[Work task] The data shown below should all be retyped exactly.
_____
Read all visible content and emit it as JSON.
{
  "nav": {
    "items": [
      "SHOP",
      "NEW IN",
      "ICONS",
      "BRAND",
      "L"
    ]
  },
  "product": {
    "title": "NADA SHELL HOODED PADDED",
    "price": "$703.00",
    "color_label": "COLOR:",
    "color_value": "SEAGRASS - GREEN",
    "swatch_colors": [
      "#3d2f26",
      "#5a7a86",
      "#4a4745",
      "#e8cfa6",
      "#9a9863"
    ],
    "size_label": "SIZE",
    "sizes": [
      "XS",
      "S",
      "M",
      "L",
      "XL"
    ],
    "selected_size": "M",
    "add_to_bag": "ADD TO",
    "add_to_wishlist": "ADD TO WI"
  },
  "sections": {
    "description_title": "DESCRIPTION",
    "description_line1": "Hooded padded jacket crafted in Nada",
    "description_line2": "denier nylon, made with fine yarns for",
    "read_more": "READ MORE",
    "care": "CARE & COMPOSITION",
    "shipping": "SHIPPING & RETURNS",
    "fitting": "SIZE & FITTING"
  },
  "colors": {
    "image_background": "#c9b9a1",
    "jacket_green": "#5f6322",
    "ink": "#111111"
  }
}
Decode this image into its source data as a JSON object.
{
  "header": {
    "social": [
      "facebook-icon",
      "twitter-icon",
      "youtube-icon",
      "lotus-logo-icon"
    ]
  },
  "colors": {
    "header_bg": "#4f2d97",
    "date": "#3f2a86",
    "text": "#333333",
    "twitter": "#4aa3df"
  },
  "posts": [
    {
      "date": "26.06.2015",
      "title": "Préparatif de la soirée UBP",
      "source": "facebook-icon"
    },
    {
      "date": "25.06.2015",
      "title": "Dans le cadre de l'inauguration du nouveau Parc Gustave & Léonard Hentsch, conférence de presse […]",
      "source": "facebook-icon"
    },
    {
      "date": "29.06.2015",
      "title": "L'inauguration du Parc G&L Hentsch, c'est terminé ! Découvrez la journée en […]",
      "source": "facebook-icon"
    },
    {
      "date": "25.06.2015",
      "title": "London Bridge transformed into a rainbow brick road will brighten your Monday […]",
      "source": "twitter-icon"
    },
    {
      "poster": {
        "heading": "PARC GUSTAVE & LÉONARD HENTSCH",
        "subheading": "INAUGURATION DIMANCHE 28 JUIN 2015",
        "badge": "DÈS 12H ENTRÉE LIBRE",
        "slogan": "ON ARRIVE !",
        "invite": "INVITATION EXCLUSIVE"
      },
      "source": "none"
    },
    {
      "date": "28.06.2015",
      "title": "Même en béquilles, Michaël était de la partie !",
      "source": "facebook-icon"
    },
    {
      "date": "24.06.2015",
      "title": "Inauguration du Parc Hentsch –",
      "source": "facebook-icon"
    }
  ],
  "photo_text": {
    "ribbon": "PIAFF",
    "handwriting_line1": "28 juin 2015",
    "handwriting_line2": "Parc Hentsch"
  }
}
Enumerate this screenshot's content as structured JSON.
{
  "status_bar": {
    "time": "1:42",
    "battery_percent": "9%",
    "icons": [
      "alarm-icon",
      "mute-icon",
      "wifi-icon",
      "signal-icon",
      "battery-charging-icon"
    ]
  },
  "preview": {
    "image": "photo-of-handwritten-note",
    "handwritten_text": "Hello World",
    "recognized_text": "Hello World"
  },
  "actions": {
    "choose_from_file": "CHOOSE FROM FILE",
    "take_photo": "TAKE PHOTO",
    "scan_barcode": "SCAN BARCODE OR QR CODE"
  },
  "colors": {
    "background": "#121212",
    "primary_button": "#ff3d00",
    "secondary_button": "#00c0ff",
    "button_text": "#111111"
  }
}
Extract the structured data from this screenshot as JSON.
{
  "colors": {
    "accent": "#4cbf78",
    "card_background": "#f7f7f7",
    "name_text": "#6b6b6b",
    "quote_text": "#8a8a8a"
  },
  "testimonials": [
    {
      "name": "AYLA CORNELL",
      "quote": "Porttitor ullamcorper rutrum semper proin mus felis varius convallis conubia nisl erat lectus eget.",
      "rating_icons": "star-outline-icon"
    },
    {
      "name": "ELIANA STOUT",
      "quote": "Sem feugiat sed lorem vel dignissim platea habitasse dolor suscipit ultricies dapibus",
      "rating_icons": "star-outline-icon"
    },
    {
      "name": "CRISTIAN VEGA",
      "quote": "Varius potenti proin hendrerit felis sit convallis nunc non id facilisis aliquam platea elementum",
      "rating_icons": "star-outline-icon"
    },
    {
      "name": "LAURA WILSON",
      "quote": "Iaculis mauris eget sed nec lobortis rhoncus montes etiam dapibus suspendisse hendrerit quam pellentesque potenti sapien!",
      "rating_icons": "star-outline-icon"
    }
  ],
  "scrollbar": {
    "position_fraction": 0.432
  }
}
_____
[Exercise output]
Read all visible content and emit it as JSON.
{
  "nav": {
    "items": [
      "SHOP",
      "NEW IN",
      "ICONS",
      "BRAND",
      "L"
    ]
  },
  "product": {
    "title": "NADA SHELL HOODED PADDED",
    "price": "$703.00",
    "color_label": "COLOR:",
    "color_value": "SEAGRASS - GREEN",
    "swatch_colors": [
      "#3d2f26",
      "#5a7a86",
      "#4a4745",
      "#e8cfa6",
      "#9a9863"
    ],
    "size_label": "SIZE",
    "sizes": [
      "XS",
      "S",
      "M",
      "L",
      "XL"
    ],
    "selected_size": "M",
    "add_to_bag": "ADD TO",
    "add_to_wishlist": "ADD TO WI"
  },
  "sections": {
    "description_title": "DESCRIPTION",
    "description_line1": "Hooded padded jacket crafted in Nada",
    "description_line2": "denier nylon, made with fine yarns for",
    "read_more": "READ MORE",
    "care": "CARE & COMPOSITION",
    "shipping": "SHIPPING & RETURNS",
    "fitting": "SIZE & FITTING"
  },
  "colors": {
    "image_background": "#c9b9a1",
    "jacket_green": "#5f6322",
    "ink": "#111111"
  }
}
Decode this image into its source data as a JSON object.
{
  "header": {
    "social": [
      "facebook-icon",
      "twitter-icon",
      "youtube-icon",
      "lotus-logo-icon"
    ]
  },
  "colors": {
    "header_bg": "#4f2d97",
    "date": "#3f2a86",
    "text": "#333333",
    "twitter": "#4aa3df"
  },
  "posts": [
    {
      "date": "26.06.2015",
      "title": "Préparatif de la soirée UBP",
      "source": "facebook-icon"
    },
    {
      "date": "25.06.2015",
      "title": "Dans le cadre de l'inauguration du nouveau Parc Gustave & Léonard Hentsch, conférence de presse […]",
      "source": "facebook-icon"
    },
    {
      "date": "29.06.2015",
      "title": "L'inauguration du Parc G&L Hentsch, c'est terminé ! Découvrez la journée en […]",
      "source": "facebook-icon"
    },
    {
      "date": "25.06.2015",
      "title": "London Bridge transformed into a rainbow brick road will brighten your Monday […]",
      "source": "twitter-icon"
    },
    {
      "poster": {
        "heading": "PARC GUSTAVE & LÉONARD HENTSCH",
        "subheading": "INAUGURATION DIMANCHE 28 JUIN 2015",
        "badge": "DÈS 12H ENTRÉE LIBRE",
        "slogan": "ON ARRIVE !",
        "invite": "INVITATION EXCLUSIVE"
      },
      "source": "none"
    },
    {
      "date": "28.06.2015",
      "title": "Même en béquilles, Michaël était de la partie !",
      "source": "facebook-icon"
    },
    {
      "date": "24.06.2015",
      "title": "Inauguration du Parc Hentsch –",
      "source": "facebook-icon"
    }
  ],
  "photo_text": {
    "ribbon": "PIAFF",
    "handwriting_line1": "28 juin 2015",
    "handwriting_line2": "Parc Hentsch"
  }
}
Enumerate this screenshot's content as structured JSON.
{
  "status_bar": {
    "time": "1:42",
    "battery_percent": "9%",
    "icons": [
      "alarm-icon",
      "mute-icon",
      "wifi-icon",
      "signal-icon",
      "battery-charging-icon"
    ]
  },
  "preview": {
    "image": "photo-of-handwritten-note",
    "handwritten_text": "Hello World",
    "recognized_text": "Hello World"
  },
  "actions": {
    "choose_from_file": "CHOOSE FROM FILE",
    "take_photo": "TAKE PHOTO",
    "scan_barcode": "SCAN BARCODE OR QR CODE"
  },
  "colors": {
    "background": "#121212",
    "primary_button": "#ff3d00",
    "secondary_button": "#00c0ff",
    "button_text": "#111111"
  }
}
Extract the structured data from this screenshot as JSON.
{
  "colors": {
    "accent": "#4cbf78",
    "card_background": "#f7f7f7",
    "name_text": "#6b6b6b",
    "quote_text": "#8a8a8a"
  },
  "testimonials": [
    {
      "name": "AYLA CORNELL",
      "quote": "Porttitor ullamcorper rutrum semper proin mus felis varius convallis conubia nisl erat lectus eget.",
      "rating_icons": "star-outline-icon"
    },
    {
      "name": "ELIANA STOUT",
      "quote": "Sem feugiat sed lorem vel dignissim platea habitasse dolor suscipit ultricies dapibus",
      "rating_icons": "star-outline-icon"
    },
    {
      "name": "CRISTIAN VEGA",
      "quote": "Varius potenti proin hendrerit felis sit convallis nunc non id facilisis aliquam platea elementum",
      "rating_icons": "star-outline-icon"
    },
    {
      "name": "LAURA WILSON",
      "quote": "Iaculis mauris eget sed nec lobortis rhoncus montes etiam dapibus suspendisse hendrerit quam pellentesque potenti sapien!",
      "rating_icons": "star-outline-icon"
    }
  ],
  "scrollbar": {
    "position_fraction": 0.432
  }
}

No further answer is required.